Okonkwo is both representative of the values of his community and a rebel against them at different times in the novel. The obvious point in the novel when Okonkwo's role and position in his society change is when he is exiled by the tribe.
Before his exile, Okonkwo is a leader and a well-respected man of the tribe. He is renowned for his hard work, as noted in his success in growing yams; his physical strength, beginning with his famous wrestling victory over Amalinze the Cat; and his respect and reverence of most of the beliefs and traditions of the tribe. Okonkwo does set himself apart a couple of times, though. For one, he beats his wife during the Week of Peace. The narrator notes that the beating was a result of Okonkwo's "justifiable anger," but the tribe's tradition does not allow for violence of any kind during the Week of Peace. Even more importantly, Okonkwo's actions are called into question when he kills Ikemefuna with his machete. Ikemefuna was destined to be killed by the tribe, as required by the Oracle. However, other respected leaders see Okonkwo's actions as too extreme and as violating the tribe's beliefs about family.
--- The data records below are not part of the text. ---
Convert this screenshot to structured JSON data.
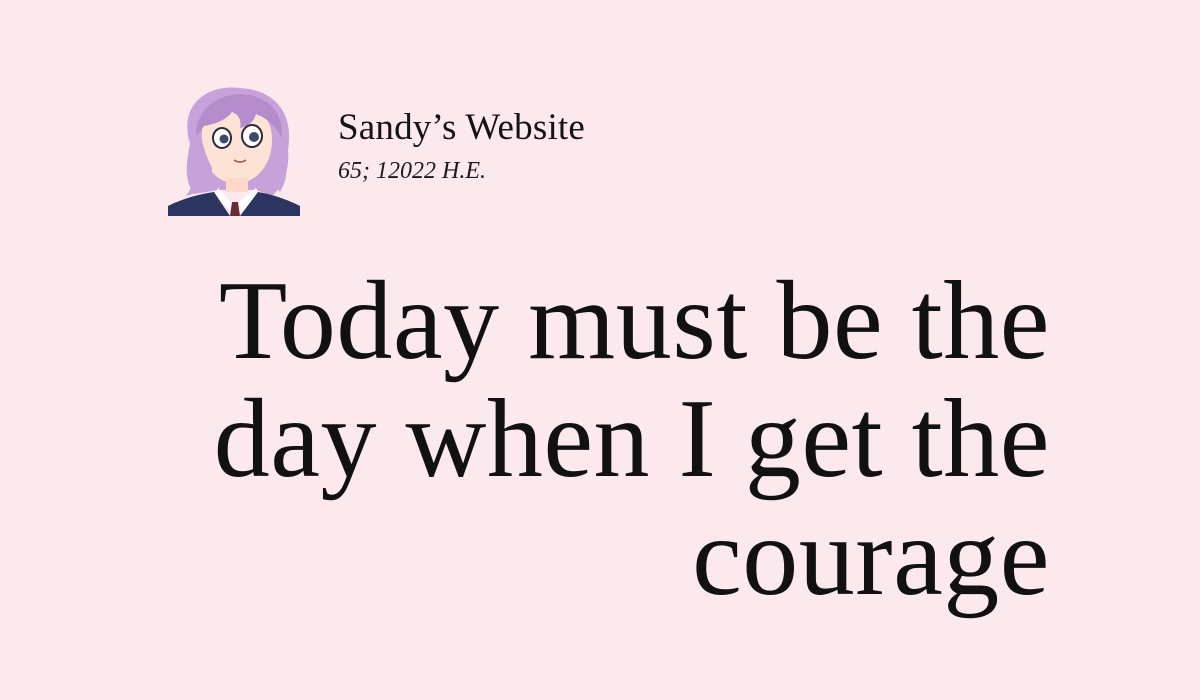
{
  "header": {
    "avatar_icon": "anime-character-avatar",
    "site_name": "Sandy’s Website",
    "date": "65; 12022 H.E."
  },
  "post": {
    "title": "Today must be the day when I get the courage"
  },
  "colors": {
    "background": "#fbe9ee",
    "text": "#141414",
    "hair": "#c8a2d8",
    "jacket": "#2b3560"
  }
}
Finally, the act that results in Okonkwo's exile is seen as going against the values and practices of the clan. At the mourning rites for an elder tribesman, Okonkwo fires a gun and accidentally kills one of the dead man's sons. The narrator says that "nothing like this had ever happened." Clearly, Okonkwo's actions do not represent the values of his community. Thus, he is exiled for a span of seven years; his crime as seen as even worse because it was accidental and, so, a female crime. The Umuofia believe in a fundamental difference between masculinity and femininity and as a leader of the tribe, it would be expected that Okonkwo be a pillar of masculinity.
During Okonkwo's exile, missionaries infiltrate the villages, and when Okonkwo returns, he sees it as his duty to reestablish the older traditions of the clan in the face of this new religion (Christianity). However, too many of the people have converted and the missionaries have had too great an influence. When Okonkwo acts violently against these men, whom he considers usurpers, he knows he is not supported by his community and he commits suicide. This is also a shameful practice in his clan.
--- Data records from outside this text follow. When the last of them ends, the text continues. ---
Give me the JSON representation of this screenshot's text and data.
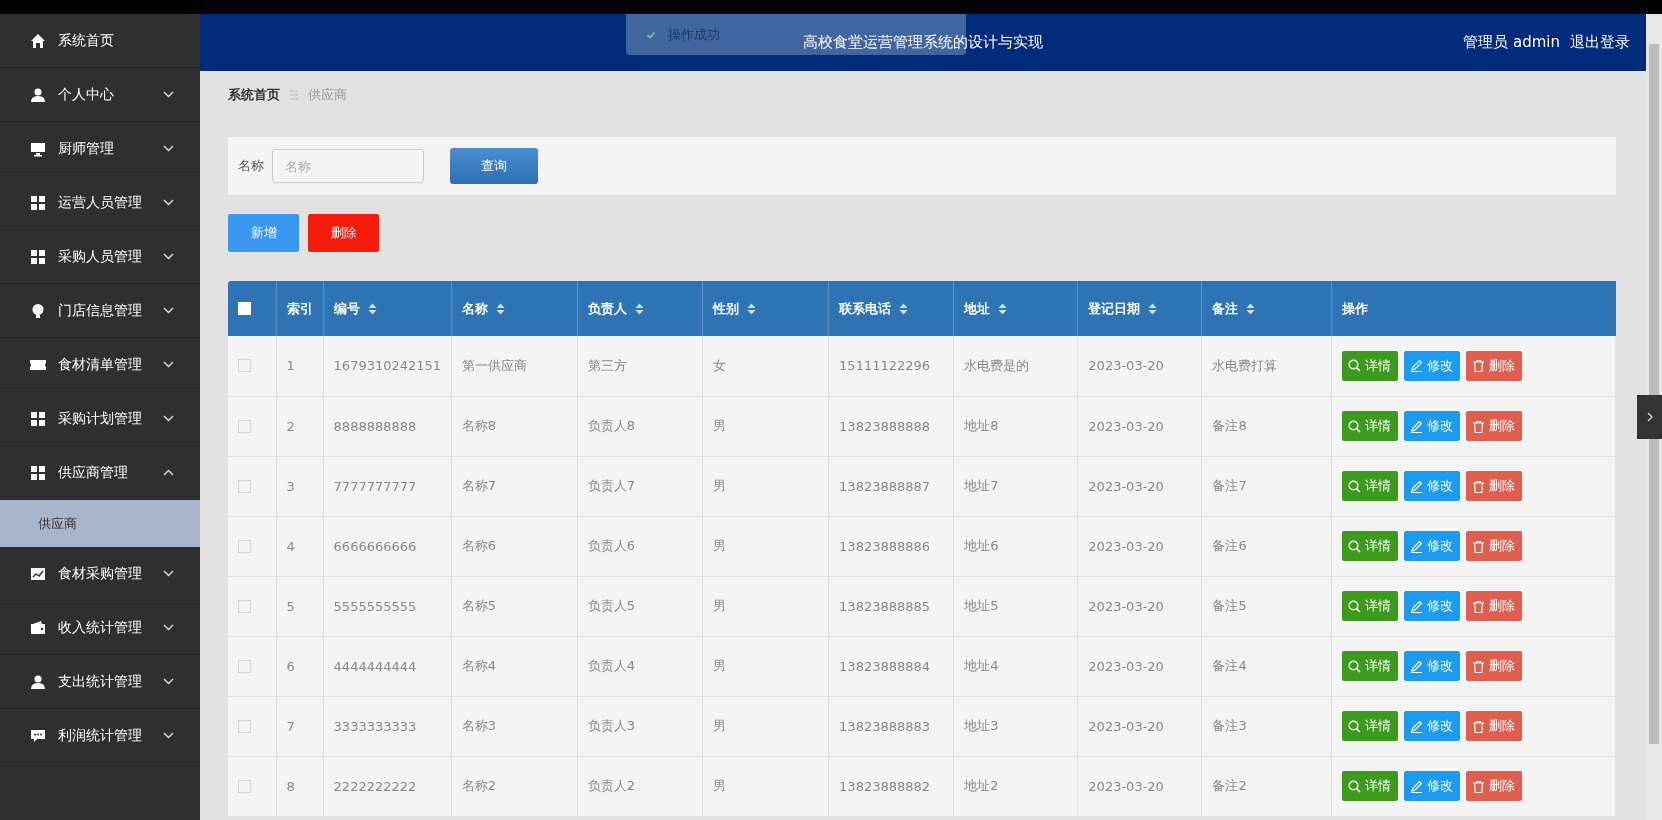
{
  "sidebar": {
    "items": [
      {
        "label": "系统首页",
        "selected": false
      },
      {
        "label": "个人中心",
        "expanded": false,
        "selected": false
      },
      {
        "label": "厨师管理",
        "expanded": false,
        "selected": false
      },
      {
        "label": "运营人员管理",
        "expanded": false,
        "selected": false
      },
      {
        "label": "采购人员管理",
        "expanded": false,
        "selected": false
      },
      {
        "label": "门店信息管理",
        "expanded": false,
        "selected": false
      },
      {
        "label": "食材清单管理",
        "expanded": false,
        "selected": false
      },
      {
        "label": "采购计划管理",
        "expanded": false,
        "selected": false
      },
      {
        "label": "供应商管理",
        "expanded": true,
        "selected": false,
        "children": [
          {
            "label": "供应商",
            "selected": true
          }
        ]
      },
      {
        "label": "食材采购管理",
        "expanded": false,
        "selected": false
      },
      {
        "label": "收入统计管理",
        "expanded": false,
        "selected": false
      },
      {
        "label": "支出统计管理",
        "expanded": false,
        "selected": false
      },
      {
        "label": "利润统计管理",
        "expanded": false,
        "selected": false
      }
    ]
  },
  "header": {
    "title": "高校食堂运营管理系统的设计与实现",
    "user": "管理员 admin",
    "logout": "退出登录"
  },
  "toast": {
    "text": "操作成功"
  },
  "breadcrumb": [
    "系统首页",
    "供应商"
  ],
  "search": {
    "label": "名称",
    "placeholder": "名称",
    "button": "查询"
  },
  "actions": [
    {
      "kind": "add",
      "label": "新增"
    },
    {
      "kind": "delete",
      "label": "删除"
    }
  ],
  "table": {
    "select_all": {
      "checked": false
    },
    "columns": [
      {
        "label": "索引",
        "sortable": false
      },
      {
        "label": "编号",
        "sortable": true
      },
      {
        "label": "名称",
        "sortable": true
      },
      {
        "label": "负责人",
        "sortable": true
      },
      {
        "label": "性别",
        "sortable": true
      },
      {
        "label": "联系电话",
        "sortable": true
      },
      {
        "label": "地址",
        "sortable": true
      },
      {
        "label": "登记日期",
        "sortable": true
      },
      {
        "label": "备注",
        "sortable": true
      },
      {
        "label": "操作",
        "sortable": false
      }
    ],
    "rows": [
      {
        "checked": false,
        "cells": [
          "1",
          "1679310242151",
          "第一供应商",
          "第三方",
          "女",
          "15111122296",
          "水电费是的",
          "2023-03-20",
          "水电费打算"
        ],
        "actions": [
          {
            "kind": "detail",
            "label": "详情"
          },
          {
            "kind": "edit",
            "label": "修改"
          },
          {
            "kind": "delete",
            "label": "删除"
          }
        ]
      },
      {
        "checked": false,
        "cells": [
          "2",
          "8888888888",
          "名称8",
          "负责人8",
          "男",
          "13823888888",
          "地址8",
          "2023-03-20",
          "备注8"
        ],
        "actions": [
          {
            "kind": "detail",
            "label": "详情"
          },
          {
            "kind": "edit",
            "label": "修改"
          },
          {
            "kind": "delete",
            "label": "删除"
          }
        ]
      },
      {
        "checked": false,
        "cells": [
          "3",
          "7777777777",
          "名称7",
          "负责人7",
          "男",
          "13823888887",
          "地址7",
          "2023-03-20",
          "备注7"
        ],
        "actions": [
          {
            "kind": "detail",
            "label": "详情"
          },
          {
            "kind": "edit",
            "label": "修改"
          },
          {
            "kind": "delete",
            "label": "删除"
          }
        ]
      },
      {
        "checked": false,
        "cells": [
          "4",
          "6666666666",
          "名称6",
          "负责人6",
          "男",
          "13823888886",
          "地址6",
          "2023-03-20",
          "备注6"
        ],
        "actions": [
          {
            "kind": "detail",
            "label": "详情"
          },
          {
            "kind": "edit",
            "label": "修改"
          },
          {
            "kind": "delete",
            "label": "删除"
          }
        ]
      },
      {
        "checked": false,
        "cells": [
          "5",
          "5555555555",
          "名称5",
          "负责人5",
          "男",
          "13823888885",
          "地址5",
          "2023-03-20",
          "备注5"
        ],
        "actions": [
          {
            "kind": "detail",
            "label": "详情"
          },
          {
            "kind": "edit",
            "label": "修改"
          },
          {
            "kind": "delete",
            "label": "删除"
          }
        ]
      },
      {
        "checked": false,
        "cells": [
          "6",
          "4444444444",
          "名称4",
          "负责人4",
          "男",
          "13823888884",
          "地址4",
          "2023-03-20",
          "备注4"
        ],
        "actions": [
          {
            "kind": "detail",
            "label": "详情"
          },
          {
            "kind": "edit",
            "label": "修改"
          },
          {
            "kind": "delete",
            "label": "删除"
          }
        ]
      },
      {
        "checked": false,
        "cells": [
          "7",
          "3333333333",
          "名称3",
          "负责人3",
          "男",
          "13823888883",
          "地址3",
          "2023-03-20",
          "备注3"
        ],
        "actions": [
          {
            "kind": "detail",
            "label": "详情"
          },
          {
            "kind": "edit",
            "label": "修改"
          },
          {
            "kind": "delete",
            "label": "删除"
          }
        ]
      },
      {
        "checked": false,
        "cells": [
          "8",
          "2222222222",
          "名称2",
          "负责人2",
          "男",
          "13823888882",
          "地址2",
          "2023-03-20",
          "备注2"
        ],
        "actions": [
          {
            "kind": "detail",
            "label": "详情"
          },
          {
            "kind": "edit",
            "label": "修改"
          },
          {
            "kind": "delete",
            "label": "删除"
          }
        ]
      }
    ]
  }
}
One could say that over the course of Things Fall Apart, Okonkwo reflects the values, hopes, and fears of his community less and less.